** Your assignment **
Return every record below exactly as written.

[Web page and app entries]
=======
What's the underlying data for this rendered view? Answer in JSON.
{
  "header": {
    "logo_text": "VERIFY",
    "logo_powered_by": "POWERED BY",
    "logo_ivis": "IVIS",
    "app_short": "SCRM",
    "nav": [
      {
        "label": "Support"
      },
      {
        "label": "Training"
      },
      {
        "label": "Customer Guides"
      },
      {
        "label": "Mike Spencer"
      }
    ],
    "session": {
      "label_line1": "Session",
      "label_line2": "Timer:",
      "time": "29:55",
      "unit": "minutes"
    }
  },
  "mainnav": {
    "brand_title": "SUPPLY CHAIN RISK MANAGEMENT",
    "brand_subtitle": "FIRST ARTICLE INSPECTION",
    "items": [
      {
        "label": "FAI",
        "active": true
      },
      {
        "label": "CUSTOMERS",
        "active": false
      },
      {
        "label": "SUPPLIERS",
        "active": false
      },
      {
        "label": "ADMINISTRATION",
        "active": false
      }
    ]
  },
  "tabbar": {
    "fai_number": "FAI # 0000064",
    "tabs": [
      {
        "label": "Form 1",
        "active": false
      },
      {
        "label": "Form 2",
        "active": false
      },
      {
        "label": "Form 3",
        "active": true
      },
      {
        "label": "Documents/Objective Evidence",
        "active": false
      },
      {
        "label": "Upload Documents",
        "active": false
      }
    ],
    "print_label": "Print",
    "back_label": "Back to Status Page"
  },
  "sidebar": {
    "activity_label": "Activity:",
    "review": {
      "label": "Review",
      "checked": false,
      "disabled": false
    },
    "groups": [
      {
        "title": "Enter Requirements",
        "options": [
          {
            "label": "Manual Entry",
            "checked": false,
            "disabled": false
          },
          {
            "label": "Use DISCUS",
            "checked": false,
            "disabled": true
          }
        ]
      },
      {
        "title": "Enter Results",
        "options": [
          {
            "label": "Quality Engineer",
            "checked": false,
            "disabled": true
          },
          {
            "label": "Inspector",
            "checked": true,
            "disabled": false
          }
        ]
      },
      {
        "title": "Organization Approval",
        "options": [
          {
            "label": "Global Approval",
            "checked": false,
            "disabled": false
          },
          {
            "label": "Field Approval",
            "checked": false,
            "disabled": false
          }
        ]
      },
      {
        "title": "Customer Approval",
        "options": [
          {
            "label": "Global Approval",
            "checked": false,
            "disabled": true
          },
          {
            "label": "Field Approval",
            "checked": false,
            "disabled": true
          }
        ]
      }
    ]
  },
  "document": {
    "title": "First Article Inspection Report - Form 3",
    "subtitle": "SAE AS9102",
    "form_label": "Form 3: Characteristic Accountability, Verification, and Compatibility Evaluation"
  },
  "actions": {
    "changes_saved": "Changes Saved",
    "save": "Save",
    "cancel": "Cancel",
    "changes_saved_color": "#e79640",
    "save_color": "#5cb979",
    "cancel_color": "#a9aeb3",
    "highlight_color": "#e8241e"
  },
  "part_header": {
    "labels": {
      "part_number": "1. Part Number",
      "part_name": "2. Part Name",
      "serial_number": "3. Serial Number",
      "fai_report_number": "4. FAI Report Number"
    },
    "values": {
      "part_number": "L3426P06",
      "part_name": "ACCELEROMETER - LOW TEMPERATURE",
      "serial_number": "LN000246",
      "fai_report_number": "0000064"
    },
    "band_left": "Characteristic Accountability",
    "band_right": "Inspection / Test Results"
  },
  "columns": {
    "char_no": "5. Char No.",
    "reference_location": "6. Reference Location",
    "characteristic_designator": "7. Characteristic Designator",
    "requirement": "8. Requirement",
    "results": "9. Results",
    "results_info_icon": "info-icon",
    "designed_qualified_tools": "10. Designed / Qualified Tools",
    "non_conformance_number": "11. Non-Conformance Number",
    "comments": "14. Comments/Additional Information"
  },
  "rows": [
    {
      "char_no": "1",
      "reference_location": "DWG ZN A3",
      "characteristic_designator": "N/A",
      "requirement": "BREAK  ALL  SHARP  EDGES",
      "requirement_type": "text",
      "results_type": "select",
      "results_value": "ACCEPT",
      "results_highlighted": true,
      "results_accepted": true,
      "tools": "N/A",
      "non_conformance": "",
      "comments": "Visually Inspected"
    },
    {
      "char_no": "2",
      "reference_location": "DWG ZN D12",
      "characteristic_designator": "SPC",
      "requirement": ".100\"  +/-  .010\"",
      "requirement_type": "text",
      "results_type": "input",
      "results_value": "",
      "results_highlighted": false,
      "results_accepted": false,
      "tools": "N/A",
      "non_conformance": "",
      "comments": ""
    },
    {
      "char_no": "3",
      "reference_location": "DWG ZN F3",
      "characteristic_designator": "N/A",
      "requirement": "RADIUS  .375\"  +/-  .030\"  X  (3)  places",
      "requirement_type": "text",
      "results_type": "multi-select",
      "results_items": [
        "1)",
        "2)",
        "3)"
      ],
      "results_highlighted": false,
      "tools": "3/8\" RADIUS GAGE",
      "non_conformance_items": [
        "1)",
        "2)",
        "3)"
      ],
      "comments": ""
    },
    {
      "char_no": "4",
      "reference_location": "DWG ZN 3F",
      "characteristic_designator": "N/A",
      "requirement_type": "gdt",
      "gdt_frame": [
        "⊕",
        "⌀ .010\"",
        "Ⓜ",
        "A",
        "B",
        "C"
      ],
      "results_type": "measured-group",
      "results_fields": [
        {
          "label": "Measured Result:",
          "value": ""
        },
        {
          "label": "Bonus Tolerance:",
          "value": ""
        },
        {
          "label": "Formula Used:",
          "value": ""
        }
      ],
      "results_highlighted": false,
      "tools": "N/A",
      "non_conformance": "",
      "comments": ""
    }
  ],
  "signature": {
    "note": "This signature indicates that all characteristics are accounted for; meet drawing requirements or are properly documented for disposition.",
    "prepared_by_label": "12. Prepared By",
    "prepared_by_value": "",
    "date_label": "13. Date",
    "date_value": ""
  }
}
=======
** Result for this task **
What's the underlying data for this rendered view? Answer in JSON.
{
  "header": {
    "logo_text": "VERIFY",
    "logo_powered_by": "POWERED BY",
    "logo_ivis": "IVIS",
    "app_short": "SCRM",
    "nav": [
      {
        "label": "Support"
      },
      {
        "label": "Training"
      },
      {
        "label": "Customer Guides"
      },
      {
        "label": "Mike Spencer"
      }
    ],
    "session": {
      "label_line1": "Session",
      "label_line2": "Timer:",
      "time": "29:55",
      "unit": "minutes"
    }
  },
  "mainnav": {
    "brand_title": "SUPPLY CHAIN RISK MANAGEMENT",
    "brand_subtitle": "FIRST ARTICLE INSPECTION",
    "items": [
      {
        "label": "FAI",
        "active": true
      },
      {
        "label": "CUSTOMERS",
        "active": false
      },
      {
        "label": "SUPPLIERS",
        "active": false
      },
      {
        "label": "ADMINISTRATION",
        "active": false
      }
    ]
  },
  "tabbar": {
    "fai_number": "FAI # 0000064",
    "tabs": [
      {
        "label": "Form 1",
        "active": false
      },
      {
        "label": "Form 2",
        "active": false
      },
      {
        "label": "Form 3",
        "active": true
      },
      {
        "label": "Documents/Objective Evidence",
        "active": false
      },
      {
        "label": "Upload Documents",
        "active": false
      }
    ],
    "print_label": "Print",
    "back_label": "Back to Status Page"
  },
  "sidebar": {
    "activity_label": "Activity:",
    "review": {
      "label": "Review",
      "checked": false,
      "disabled": false
    },
    "groups": [
      {
        "title": "Enter Requirements",
        "options": [
          {
            "label": "Manual Entry",
            "checked": false,
            "disabled": false
          },
          {
            "label": "Use DISCUS",
            "checked": false,
            "disabled": true
          }
        ]
      },
      {
        "title": "Enter Results",
        "options": [
          {
            "label": "Quality Engineer",
            "checked": false,
            "disabled": true
          },
          {
            "label": "Inspector",
            "checked": true,
            "disabled": false
          }
        ]
      },
      {
        "title": "Organization Approval",
        "options": [
          {
            "label": "Global Approval",
            "checked": false,
            "disabled": false
          },
          {
            "label": "Field Approval",
            "checked": false,
            "disabled": false
          }
        ]
      },
      {
        "title": "Customer Approval",
        "options": [
          {
            "label": "Global Approval",
            "checked": false,
            "disabled": true
          },
          {
            "label": "Field Approval",
            "checked": false,
            "disabled": true
          }
        ]
      }
    ]
  },
  "document": {
    "title": "First Article Inspection Report - Form 3",
    "subtitle": "SAE AS9102",
    "form_label": "Form 3: Characteristic Accountability, Verification, and Compatibility Evaluation"
  },
  "actions": {
    "changes_saved": "Changes Saved",
    "save": "Save",
    "cancel": "Cancel",
    "changes_saved_color": "#e79640",
    "save_color": "#5cb979",
    "cancel_color": "#a9aeb3",
    "highlight_color": "#e8241e"
  },
  "part_header": {
    "labels": {
      "part_number": "1. Part Number",
      "part_name": "2. Part Name",
      "serial_number": "3. Serial Number",
      "fai_report_number": "4. FAI Report Number"
    },
    "values": {
      "part_number": "L3426P06",
      "part_name": "ACCELEROMETER - LOW TEMPERATURE",
      "serial_number": "LN000246",
      "fai_report_number": "0000064"
    },
    "band_left": "Characteristic Accountability",
    "band_right": "Inspection / Test Results"
  },
  "columns": {
    "char_no": "5. Char No.",
    "reference_location": "6. Reference Location",
    "characteristic_designator": "7. Characteristic Designator",
    "requirement": "8. Requirement",
    "results": "9. Results",
    "results_info_icon": "info-icon",
    "designed_qualified_tools": "10. Designed / Qualified Tools",
    "non_conformance_number": "11. Non-Conformance Number",
    "comments": "14. Comments/Additional Information"
  },
  "rows": [
    {
      "char_no": "1",
      "reference_location": "DWG ZN A3",
      "characteristic_designator": "N/A",
      "requirement": "BREAK  ALL  SHARP  EDGES",
      "requirement_type": "text",
      "results_type": "select",
      "results_value": "ACCEPT",
      "results_highlighted": true,
      "results_accepted": true,
      "tools": "N/A",
      "non_conformance": "",
      "comments": "Visually Inspected"
    },
    {
      "char_no": "2",
      "reference_location": "DWG ZN D12",
      "characteristic_designator": "SPC",
      "requirement": ".100\"  +/-  .010\"",
      "requirement_type": "text",
      "results_type": "input",
      "results_value": "",
      "results_highlighted": false,
      "results_accepted": false,
      "tools": "N/A",
      "non_conformance": "",
      "comments": ""
    },
    {
      "char_no": "3",
      "reference_location": "DWG ZN F3",
      "characteristic_designator": "N/A",
      "requirement": "RADIUS  .375\"  +/-  .030\"  X  (3)  places",
      "requirement_type": "text",
      "results_type": "multi-select",
      "results_items": [
        "1)",
        "2)",
        "3)"
      ],
      "results_highlighted": false,
      "tools": "3/8\" RADIUS GAGE",
      "non_conformance_items": [
        "1)",
        "2)",
        "3)"
      ],
      "comments": ""
    },
    {
      "char_no": "4",
      "reference_location": "DWG ZN 3F",
      "characteristic_designator": "N/A",
      "requirement_type": "gdt",
      "gdt_frame": [
        "⊕",
        "⌀ .010\"",
        "Ⓜ",
        "A",
        "B",
        "C"
      ],
      "results_type": "measured-group",
      "results_fields": [
        {
          "label": "Measured Result:",
          "value": ""
        },
        {
          "label": "Bonus Tolerance:",
          "value": ""
        },
        {
          "label": "Formula Used:",
          "value": ""
        }
      ],
      "results_highlighted": false,
      "tools": "N/A",
      "non_conformance": "",
      "comments": ""
    }
  ],
  "signature": {
    "note": "This signature indicates that all characteristics are accounted for; meet drawing requirements or are properly documented for disposition.",
    "prepared_by_label": "12. Prepared By",
    "prepared_by_value": "",
    "date_label": "13. Date",
    "date_value": ""
  }
}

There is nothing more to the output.